We have also applied the research to discover the
likely cause of events in an ancient tsaunami in the mediterianian through this geometry conforming modelling apability and developed a number of insights into paleo oceanography such as the state of the life (which will be dictated by mixing) in paleo shallow oceans. This is also helping exploration companies determine where to look for oil and gas.
Exploitation Route We have pioneered the user of adaptive and unstructured meshes for use with environmental flow models as well as adjoint and rapid models. These are starting to be taken up. For example: the GungHo project lead by the Met. office to develop an unstructured mesh atmospheric model users numerical methods (as well as researchers that developed these) derived from the advanced numerical methods developed by us. The widely used FEniCs finite element model now users an adjoint method for data assimilation and optimization derived by our researchers. The work has lead to the atham-fluidity modelling being developed by Cambridge, Imperial College and the Institute of Atmospheric Physics in China. Fluidity, developed here, is now an open source model used throughout the world.
Sectors Energy,Manufacturing, including Industrial Biotechology,Pharmaceuticals and Medical Biotechnology

Description The Met office are building on the numerical methods we developed within the GungHo project. The Institute of Atmospheric Physics in China have incorporated the adaptive mesh adaptivity approach into their regional scale atmospheric model to transport pollution and chemistry and are experiencing substantial savings in CPU time (or greater resolution) that will be used operationally to achieve results that we can be more confident in. The adaptive methods (interpolation) have been incorporated into open-Foam - the most well used open source CFD code.
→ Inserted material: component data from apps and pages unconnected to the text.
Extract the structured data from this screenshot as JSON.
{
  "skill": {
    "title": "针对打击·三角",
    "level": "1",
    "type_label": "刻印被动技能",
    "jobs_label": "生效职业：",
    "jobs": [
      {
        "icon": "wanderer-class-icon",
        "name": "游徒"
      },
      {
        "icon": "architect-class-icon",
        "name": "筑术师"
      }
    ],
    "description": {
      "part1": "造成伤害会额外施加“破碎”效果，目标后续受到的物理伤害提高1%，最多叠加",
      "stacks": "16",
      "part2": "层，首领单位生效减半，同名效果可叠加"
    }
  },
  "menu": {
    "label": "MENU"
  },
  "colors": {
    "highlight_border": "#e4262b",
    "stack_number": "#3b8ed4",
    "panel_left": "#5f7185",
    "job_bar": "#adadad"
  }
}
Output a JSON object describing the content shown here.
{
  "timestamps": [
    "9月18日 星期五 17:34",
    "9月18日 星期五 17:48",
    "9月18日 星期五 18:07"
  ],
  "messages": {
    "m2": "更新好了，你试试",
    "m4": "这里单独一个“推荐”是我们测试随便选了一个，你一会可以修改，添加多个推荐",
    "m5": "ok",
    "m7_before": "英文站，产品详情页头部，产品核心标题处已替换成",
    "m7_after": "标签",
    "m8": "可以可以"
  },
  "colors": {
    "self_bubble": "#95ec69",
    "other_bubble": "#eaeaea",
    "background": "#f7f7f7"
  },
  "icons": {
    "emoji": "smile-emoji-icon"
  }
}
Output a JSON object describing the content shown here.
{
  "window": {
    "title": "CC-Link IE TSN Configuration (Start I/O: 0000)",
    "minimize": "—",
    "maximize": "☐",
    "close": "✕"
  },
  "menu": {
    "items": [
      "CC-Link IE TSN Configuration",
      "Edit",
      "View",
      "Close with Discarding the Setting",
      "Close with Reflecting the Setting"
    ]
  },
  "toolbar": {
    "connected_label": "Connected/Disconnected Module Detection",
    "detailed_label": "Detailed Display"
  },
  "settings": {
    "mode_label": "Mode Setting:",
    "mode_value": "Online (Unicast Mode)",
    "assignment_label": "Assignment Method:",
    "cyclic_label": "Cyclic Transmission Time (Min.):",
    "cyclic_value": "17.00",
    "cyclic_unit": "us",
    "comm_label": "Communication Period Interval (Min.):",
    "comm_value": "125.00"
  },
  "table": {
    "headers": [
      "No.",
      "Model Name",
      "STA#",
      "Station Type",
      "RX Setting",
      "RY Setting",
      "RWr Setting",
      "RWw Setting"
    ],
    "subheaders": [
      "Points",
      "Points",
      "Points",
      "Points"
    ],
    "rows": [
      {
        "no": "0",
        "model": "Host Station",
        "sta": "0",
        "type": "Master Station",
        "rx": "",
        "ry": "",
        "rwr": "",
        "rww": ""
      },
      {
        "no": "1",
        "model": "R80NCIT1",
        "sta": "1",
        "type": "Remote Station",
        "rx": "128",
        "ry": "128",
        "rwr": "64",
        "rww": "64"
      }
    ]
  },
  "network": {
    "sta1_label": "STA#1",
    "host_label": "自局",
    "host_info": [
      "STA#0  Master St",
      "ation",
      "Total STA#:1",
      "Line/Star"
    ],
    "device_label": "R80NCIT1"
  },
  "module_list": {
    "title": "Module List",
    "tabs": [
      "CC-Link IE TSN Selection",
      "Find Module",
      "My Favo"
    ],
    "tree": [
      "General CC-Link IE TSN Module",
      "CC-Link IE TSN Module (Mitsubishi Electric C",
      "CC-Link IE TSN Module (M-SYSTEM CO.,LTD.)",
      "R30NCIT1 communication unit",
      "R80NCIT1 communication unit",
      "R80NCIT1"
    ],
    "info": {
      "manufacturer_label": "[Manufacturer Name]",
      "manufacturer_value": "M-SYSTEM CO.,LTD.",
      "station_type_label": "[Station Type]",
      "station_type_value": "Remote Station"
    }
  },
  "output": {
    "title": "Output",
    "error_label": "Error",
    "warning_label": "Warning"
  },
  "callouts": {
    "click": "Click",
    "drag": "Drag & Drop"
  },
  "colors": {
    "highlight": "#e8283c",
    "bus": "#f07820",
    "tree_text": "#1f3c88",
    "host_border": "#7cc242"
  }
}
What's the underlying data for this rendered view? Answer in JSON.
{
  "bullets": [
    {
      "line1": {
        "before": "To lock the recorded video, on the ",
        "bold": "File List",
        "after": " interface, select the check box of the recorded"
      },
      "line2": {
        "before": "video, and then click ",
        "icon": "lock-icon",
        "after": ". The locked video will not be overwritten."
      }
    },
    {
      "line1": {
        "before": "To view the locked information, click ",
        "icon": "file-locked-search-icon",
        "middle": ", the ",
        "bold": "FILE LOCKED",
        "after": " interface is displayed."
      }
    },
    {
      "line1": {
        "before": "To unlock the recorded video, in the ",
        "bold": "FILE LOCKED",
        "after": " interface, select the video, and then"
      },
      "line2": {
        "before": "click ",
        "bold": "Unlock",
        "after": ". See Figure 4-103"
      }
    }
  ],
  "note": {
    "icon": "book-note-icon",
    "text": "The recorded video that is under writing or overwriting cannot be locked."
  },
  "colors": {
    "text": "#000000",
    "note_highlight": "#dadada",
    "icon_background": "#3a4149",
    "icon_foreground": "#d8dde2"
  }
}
The work on ocean modelling is also helping exploration companies determine where to look for oil and gas.
First Year Of Impact 2009
Sector Education,Environment
Impact Types Societal,Economic